Dataset rows describing interfaces:
◆ ◆ ◆ ◆ ◆ ◆ ◆
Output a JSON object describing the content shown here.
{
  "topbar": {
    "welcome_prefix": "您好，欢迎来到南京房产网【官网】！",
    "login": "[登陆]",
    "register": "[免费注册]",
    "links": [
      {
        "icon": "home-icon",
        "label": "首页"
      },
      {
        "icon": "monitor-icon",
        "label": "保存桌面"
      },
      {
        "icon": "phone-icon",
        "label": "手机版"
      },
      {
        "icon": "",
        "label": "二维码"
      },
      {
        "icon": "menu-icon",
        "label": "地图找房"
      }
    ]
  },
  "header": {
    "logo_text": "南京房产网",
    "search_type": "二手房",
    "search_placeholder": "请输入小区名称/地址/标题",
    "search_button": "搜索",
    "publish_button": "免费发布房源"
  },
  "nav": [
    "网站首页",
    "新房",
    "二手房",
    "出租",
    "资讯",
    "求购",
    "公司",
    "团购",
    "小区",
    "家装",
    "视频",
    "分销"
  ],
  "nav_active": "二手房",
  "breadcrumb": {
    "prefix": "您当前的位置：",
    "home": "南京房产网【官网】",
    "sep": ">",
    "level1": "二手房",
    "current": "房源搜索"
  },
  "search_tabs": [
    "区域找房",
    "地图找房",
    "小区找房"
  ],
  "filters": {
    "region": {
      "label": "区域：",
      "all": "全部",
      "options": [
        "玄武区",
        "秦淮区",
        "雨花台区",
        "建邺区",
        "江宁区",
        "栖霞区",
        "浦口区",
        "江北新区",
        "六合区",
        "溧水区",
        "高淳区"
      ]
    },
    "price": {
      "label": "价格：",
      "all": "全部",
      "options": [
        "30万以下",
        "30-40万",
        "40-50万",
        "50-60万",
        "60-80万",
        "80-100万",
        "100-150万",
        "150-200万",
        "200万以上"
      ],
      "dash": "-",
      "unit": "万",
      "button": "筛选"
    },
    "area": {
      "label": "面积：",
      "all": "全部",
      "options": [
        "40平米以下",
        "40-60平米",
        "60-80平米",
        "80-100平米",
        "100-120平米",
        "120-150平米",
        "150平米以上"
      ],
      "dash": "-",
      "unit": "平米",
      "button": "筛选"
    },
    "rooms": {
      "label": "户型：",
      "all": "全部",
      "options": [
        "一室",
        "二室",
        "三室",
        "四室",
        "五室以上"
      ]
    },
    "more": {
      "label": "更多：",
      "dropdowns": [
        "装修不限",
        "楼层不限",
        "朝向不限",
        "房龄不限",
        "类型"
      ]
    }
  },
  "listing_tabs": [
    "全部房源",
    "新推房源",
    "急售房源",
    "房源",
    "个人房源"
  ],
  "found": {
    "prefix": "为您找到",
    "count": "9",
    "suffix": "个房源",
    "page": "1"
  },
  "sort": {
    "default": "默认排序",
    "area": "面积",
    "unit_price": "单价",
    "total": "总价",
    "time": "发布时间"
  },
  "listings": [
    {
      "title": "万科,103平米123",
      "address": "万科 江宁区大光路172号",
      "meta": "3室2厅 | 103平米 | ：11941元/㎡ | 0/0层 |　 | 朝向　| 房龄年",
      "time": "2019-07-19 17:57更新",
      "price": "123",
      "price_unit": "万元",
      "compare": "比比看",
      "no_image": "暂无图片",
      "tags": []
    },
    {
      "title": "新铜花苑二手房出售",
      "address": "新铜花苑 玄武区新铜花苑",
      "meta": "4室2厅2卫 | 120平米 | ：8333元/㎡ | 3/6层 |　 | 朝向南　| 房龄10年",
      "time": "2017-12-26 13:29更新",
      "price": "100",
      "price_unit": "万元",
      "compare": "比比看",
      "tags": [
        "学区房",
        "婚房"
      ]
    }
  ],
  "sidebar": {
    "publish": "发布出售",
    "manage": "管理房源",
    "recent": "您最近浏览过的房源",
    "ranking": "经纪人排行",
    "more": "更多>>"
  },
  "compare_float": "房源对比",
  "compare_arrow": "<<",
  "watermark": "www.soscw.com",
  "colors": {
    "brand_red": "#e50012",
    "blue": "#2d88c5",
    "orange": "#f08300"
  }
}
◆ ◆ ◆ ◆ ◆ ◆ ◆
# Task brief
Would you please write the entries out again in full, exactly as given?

# Response for this exercise
Output a JSON object describing the content shown here.
{
  "topbar": {
    "welcome_prefix": "您好，欢迎来到南京房产网【官网】！",
    "login": "[登陆]",
    "register": "[免费注册]",
    "links": [
      {
        "icon": "home-icon",
        "label": "首页"
      },
      {
        "icon": "monitor-icon",
        "label": "保存桌面"
      },
      {
        "icon": "phone-icon",
        "label": "手机版"
      },
      {
        "icon": "",
        "label": "二维码"
      },
      {
        "icon": "menu-icon",
        "label": "地图找房"
      }
    ]
  },
  "header": {
    "logo_text": "南京房产网",
    "search_type": "二手房",
    "search_placeholder": "请输入小区名称/地址/标题",
    "search_button": "搜索",
    "publish_button": "免费发布房源"
  },
  "nav": [
    "网站首页",
    "新房",
    "二手房",
    "出租",
    "资讯",
    "求购",
    "公司",
    "团购",
    "小区",
    "家装",
    "视频",
    "分销"
  ],
  "nav_active": "二手房",
  "breadcrumb": {
    "prefix": "您当前的位置：",
    "home": "南京房产网【官网】",
    "sep": ">",
    "level1": "二手房",
    "current": "房源搜索"
  },
  "search_tabs": [
    "区域找房",
    "地图找房",
    "小区找房"
  ],
  "filters": {
    "region": {
      "label": "区域：",
      "all": "全部",
      "options": [
        "玄武区",
        "秦淮区",
        "雨花台区",
        "建邺区",
        "江宁区",
        "栖霞区",
        "浦口区",
        "江北新区",
        "六合区",
        "溧水区",
        "高淳区"
      ]
    },
    "price": {
      "label": "价格：",
      "all": "全部",
      "options": [
        "30万以下",
        "30-40万",
        "40-50万",
        "50-60万",
        "60-80万",
        "80-100万",
        "100-150万",
        "150-200万",
        "200万以上"
      ],
      "dash": "-",
      "unit": "万",
      "button": "筛选"
    },
    "area": {
      "label": "面积：",
      "all": "全部",
      "options": [
        "40平米以下",
        "40-60平米",
        "60-80平米",
        "80-100平米",
        "100-120平米",
        "120-150平米",
        "150平米以上"
      ],
      "dash": "-",
      "unit": "平米",
      "button": "筛选"
    },
    "rooms": {
      "label": "户型：",
      "all": "全部",
      "options": [
        "一室",
        "二室",
        "三室",
        "四室",
        "五室以上"
      ]
    },
    "more": {
      "label": "更多：",
      "dropdowns": [
        "装修不限",
        "楼层不限",
        "朝向不限",
        "房龄不限",
        "类型"
      ]
    }
  },
  "listing_tabs": [
    "全部房源",
    "新推房源",
    "急售房源",
    "房源",
    "个人房源"
  ],
  "found": {
    "prefix": "为您找到",
    "count": "9",
    "suffix": "个房源",
    "page": "1"
  },
  "sort": {
    "default": "默认排序",
    "area": "面积",
    "unit_price": "单价",
    "total": "总价",
    "time": "发布时间"
  },
  "listings": [
    {
      "title": "万科,103平米123",
      "address": "万科 江宁区大光路172号",
      "meta": "3室2厅 | 103平米 | ：11941元/㎡ | 0/0层 |　 | 朝向　| 房龄年",
      "time": "2019-07-19 17:57更新",
      "price": "123",
      "price_unit": "万元",
      "compare": "比比看",
      "no_image": "暂无图片",
      "tags": []
    },
    {
      "title": "新铜花苑二手房出售",
      "address": "新铜花苑 玄武区新铜花苑",
      "meta": "4室2厅2卫 | 120平米 | ：8333元/㎡ | 3/6层 |　 | 朝向南　| 房龄10年",
      "time": "2017-12-26 13:29更新",
      "price": "100",
      "price_unit": "万元",
      "compare": "比比看",
      "tags": [
        "学区房",
        "婚房"
      ]
    }
  ],
  "sidebar": {
    "publish": "发布出售",
    "manage": "管理房源",
    "recent": "您最近浏览过的房源",
    "ranking": "经纪人排行",
    "more": "更多>>"
  },
  "compare_float": "房源对比",
  "compare_arrow": "<<",
  "watermark": "www.soscw.com",
  "colors": {
    "brand_red": "#e50012",
    "blue": "#2d88c5",
    "orange": "#f08300"
  }
}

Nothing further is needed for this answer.